We will have gained so much when we leave out of Ali Stroker and Kodi Lee’s descriptions that they have a disability of any kind. We will all be richer when we realize that we are all part of this wonderful, tragic, magical, heartbreaking ball of humanity that loves and cries and laughs and fears. Distilled by whatever labels others wish to impose, we are all brothers and sisters.

When I was pregnant with Caleb, his older sister Sophie was still a baby. During pregnancy and her infanthood, I played lots of Vivaldi, Yanni (groan all you want but I still love that music), Kenny Loggins’ Return to Pooh Corner and various pop songs on the radio. I had read that music in the womb makes for a smarter baby. So I played music constantly.

Sophie went on to play the viola wonderfully. She met her husband Al, also a violist, in her high school orchestra. She was fortunate enough to play at Carnegie Hall on a high school field trip. She plays guitar and sings like Joan Baez. Whenever she would practice, Caleb would sit outside her room, his back to the wall next to the door, and just listen. For hours. He absolutely loved her concerts.

Sophie later told me that Caleb especially loves music played in the key of G. I’m not a musician but after she told me that, I could hear similarities in the music he loves. I have no doubt that if Caleb’s brain was not affected in just one spot, he could have been a great musician like his sister.

When Caleb heard Queen Latifah singing and found that song so quickly, I was flushed with the realization that music has plowed through one of those cul-de-sacs in Caleb’s brain, crumbling it into a dusty pile of old bricks. Music allows him to muse about his emotions and communicate in ways his mind can’t on its own.

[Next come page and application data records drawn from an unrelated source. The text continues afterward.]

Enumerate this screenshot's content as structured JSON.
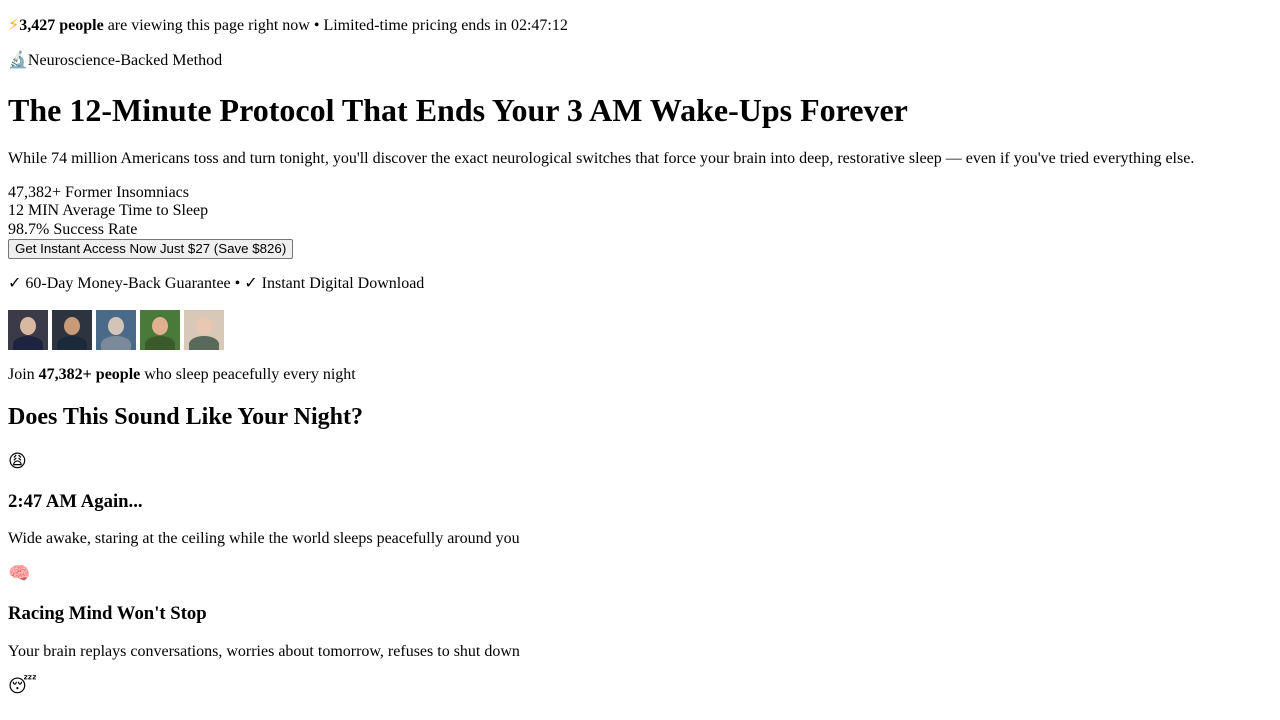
{
  "top_bar": {
    "icon": "lightning-icon",
    "viewers_bold": "3,427 people",
    "viewers_text": " are viewing this page right now • Limited-time pricing ends in ",
    "timer": "02:47:12"
  },
  "badge": {
    "icon": "microscope-icon",
    "label": "Neuroscience-Backed Method"
  },
  "hero": {
    "title": "The 12-Minute Protocol That Ends Your 3 AM Wake-Ups Forever",
    "subtitle": "While 74 million Americans toss and turn tonight, you'll discover the exact neurological switches that force your brain into deep, restorative sleep — even if you've tried everything else."
  },
  "stats": [
    {
      "value": "47,382+",
      "label": "Former Insomniacs"
    },
    {
      "value": "12 MIN",
      "label": "Average Time to Sleep"
    },
    {
      "value": "98.7%",
      "label": "Success Rate"
    }
  ],
  "cta": {
    "label": "Get Instant Access Now Just $27 (Save $826)"
  },
  "guarantee": {
    "text": "✓ 60-Day Money-Back Guarantee • ✓ Instant Digital Download"
  },
  "social_proof": {
    "avatars": [
      {
        "bg": "#3a3a48",
        "skin": "#d8b8a0",
        "body": "#1e2440"
      },
      {
        "bg": "#2c3440",
        "skin": "#c89a78",
        "body": "#1a2a3a"
      },
      {
        "bg": "#4a6a8a",
        "skin": "#d4c4b8",
        "body": "#7a8a9a"
      },
      {
        "bg": "#4a7a3a",
        "skin": "#e0b090",
        "body": "#3a5a2a"
      },
      {
        "bg": "#d8c8b8",
        "skin": "#e8c8b0",
        "body": "#5a6a5a"
      }
    ],
    "join_prefix": "Join ",
    "join_bold": "47,382+ people",
    "join_suffix": " who sleep peacefully every night"
  },
  "problems": {
    "heading": "Does This Sound Like Your Night?",
    "items": [
      {
        "icon": "😩",
        "icon_name": "weary-face-icon",
        "title": "2:47 AM Again...",
        "text": "Wide awake, staring at the ceiling while the world sleeps peacefully around you"
      },
      {
        "icon": "🧠",
        "icon_name": "brain-icon",
        "title": "Racing Mind Won't Stop",
        "text": "Your brain replays conversations, worries about tomorrow, refuses to shut down"
      },
      {
        "icon": "😴",
        "icon_name": "sleeping-face-icon",
        "title": "",
        "text": ""
      }
    ]
  },
  "colors": {
    "text": "#000000",
    "background": "#ffffff",
    "button_bg": "#efefef",
    "button_border": "#767676"
  }
}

Like Ali Stroker stated, music makes him feel free.

There are so many ways we connect as humans. Language is the largest, and therefore the simplest way that we try to measure intelligence and progress. Music, in its composition, boils down to math, with the construction of tempo and notes. Math is a language that we always use to measure intelligence. Therefore, my Caleb, and those like him who understand music deeply in their minds, might be the most intelligent of all of us.

I don’t think we could ever begin to try to manage to understand or measure that kind of progress.

 

To learn more about the Greenville Greeters, click here: Greenville Greeters

To watch Ali Stroker’s Tony Awards acceptance speech, click here: Ali Stroker’s acceptance speech

To watch Kodi Lee’s AGT performance, click here: Kodi Lee AGT

Photo credit: Better Homes and Gardens